● Supplied material:
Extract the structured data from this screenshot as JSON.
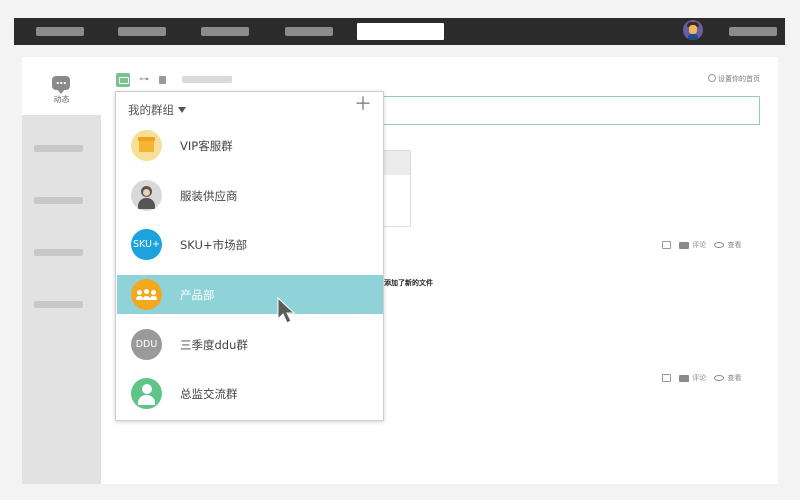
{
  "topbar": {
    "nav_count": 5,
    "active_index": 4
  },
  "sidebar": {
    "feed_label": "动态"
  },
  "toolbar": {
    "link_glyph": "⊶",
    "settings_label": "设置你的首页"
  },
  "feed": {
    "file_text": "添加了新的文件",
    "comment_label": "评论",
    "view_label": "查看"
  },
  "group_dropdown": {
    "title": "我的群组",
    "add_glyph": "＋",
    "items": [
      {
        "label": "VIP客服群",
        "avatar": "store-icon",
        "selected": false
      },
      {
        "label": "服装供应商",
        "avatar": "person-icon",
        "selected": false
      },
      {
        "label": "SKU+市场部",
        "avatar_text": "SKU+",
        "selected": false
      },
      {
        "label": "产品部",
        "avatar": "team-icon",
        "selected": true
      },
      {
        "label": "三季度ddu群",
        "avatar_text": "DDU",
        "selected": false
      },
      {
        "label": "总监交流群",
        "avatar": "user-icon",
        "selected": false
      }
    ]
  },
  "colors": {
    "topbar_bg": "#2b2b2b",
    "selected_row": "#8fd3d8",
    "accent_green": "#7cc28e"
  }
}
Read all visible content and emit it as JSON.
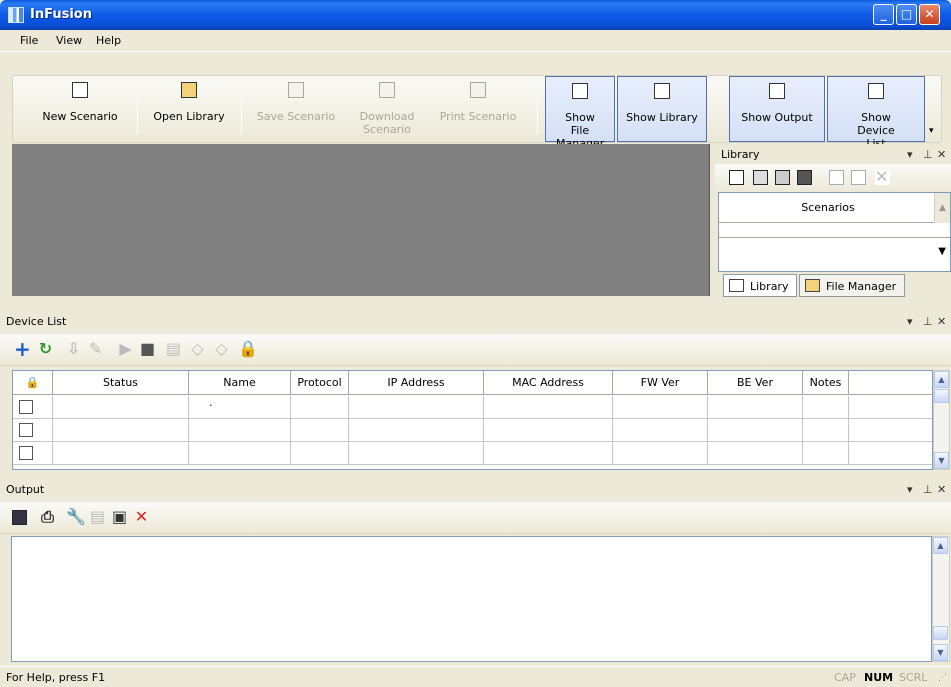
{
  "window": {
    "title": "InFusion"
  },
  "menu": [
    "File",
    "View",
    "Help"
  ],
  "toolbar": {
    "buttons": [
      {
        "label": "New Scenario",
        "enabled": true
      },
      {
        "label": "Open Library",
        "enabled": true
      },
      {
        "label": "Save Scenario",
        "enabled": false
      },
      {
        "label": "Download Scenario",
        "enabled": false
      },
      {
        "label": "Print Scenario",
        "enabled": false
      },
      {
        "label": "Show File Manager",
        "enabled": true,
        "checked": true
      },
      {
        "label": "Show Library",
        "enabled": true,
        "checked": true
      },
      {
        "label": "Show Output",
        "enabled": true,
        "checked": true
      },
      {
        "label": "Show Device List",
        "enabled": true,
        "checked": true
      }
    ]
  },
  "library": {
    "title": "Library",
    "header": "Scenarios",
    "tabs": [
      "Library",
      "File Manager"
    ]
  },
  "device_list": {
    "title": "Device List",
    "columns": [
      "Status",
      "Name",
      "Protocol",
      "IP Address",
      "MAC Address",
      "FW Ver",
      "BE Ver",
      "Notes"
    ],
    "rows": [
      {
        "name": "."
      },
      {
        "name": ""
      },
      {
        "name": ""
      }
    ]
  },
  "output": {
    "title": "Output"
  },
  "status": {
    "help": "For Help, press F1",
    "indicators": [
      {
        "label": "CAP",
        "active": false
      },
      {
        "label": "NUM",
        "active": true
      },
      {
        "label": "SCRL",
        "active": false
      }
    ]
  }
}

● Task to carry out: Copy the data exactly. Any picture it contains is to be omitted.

● Response box:
Extract the structured data from this screenshot as JSON.
{
  "topbar": {
    "nav_count": 5,
    "active_index": 4
  },
  "sidebar": {
    "feed_label": "动态"
  },
  "toolbar": {
    "link_glyph": "⊶",
    "settings_label": "设置你的首页"
  },
  "feed": {
    "file_text": "添加了新的文件",
    "comment_label": "评论",
    "view_label": "查看"
  },
  "group_dropdown": {
    "title": "我的群组",
    "add_glyph": "＋",
    "items": [
      {
        "label": "VIP客服群",
        "avatar": "store-icon",
        "selected": false
      },
      {
        "label": "服装供应商",
        "avatar": "person-icon",
        "selected": false
      },
      {
        "label": "SKU+市场部",
        "avatar_text": "SKU+",
        "selected": false
      },
      {
        "label": "产品部",
        "avatar": "team-icon",
        "selected": true
      },
      {
        "label": "三季度ddu群",
        "avatar_text": "DDU",
        "selected": false
      },
      {
        "label": "总监交流群",
        "avatar": "user-icon",
        "selected": false
      }
    ]
  },
  "colors": {
    "topbar_bg": "#2b2b2b",
    "selected_row": "#8fd3d8",
    "accent_green": "#7cc28e"
  }
}
Read all visible content and emit it as JSON.
{
  "window": {
    "title": "InFusion"
  },
  "menu": [
    "File",
    "View",
    "Help"
  ],
  "toolbar": {
    "buttons": [
      {
        "label": "New Scenario",
        "enabled": true
      },
      {
        "label": "Open Library",
        "enabled": true
      },
      {
        "label": "Save Scenario",
        "enabled": false
      },
      {
        "label": "Download Scenario",
        "enabled": false
      },
      {
        "label": "Print Scenario",
        "enabled": false
      },
      {
        "label": "Show File Manager",
        "enabled": true,
        "checked": true
      },
      {
        "label": "Show Library",
        "enabled": true,
        "checked": true
      },
      {
        "label": "Show Output",
        "enabled": true,
        "checked": true
      },
      {
        "label": "Show Device List",
        "enabled": true,
        "checked": true
      }
    ]
  },
  "library": {
    "title": "Library",
    "header": "Scenarios",
    "tabs": [
      "Library",
      "File Manager"
    ]
  },
  "device_list": {
    "title": "Device List",
    "columns": [
      "Status",
      "Name",
      "Protocol",
      "IP Address",
      "MAC Address",
      "FW Ver",
      "BE Ver",
      "Notes"
    ],
    "rows": [
      {
        "name": "."
      },
      {
        "name": ""
      },
      {
        "name": ""
      }
    ]
  },
  "output": {
    "title": "Output"
  },
  "status": {
    "help": "For Help, press F1",
    "indicators": [
      {
        "label": "CAP",
        "active": false
      },
      {
        "label": "NUM",
        "active": true
      },
      {
        "label": "SCRL",
        "active": false
      }
    ]
  }
}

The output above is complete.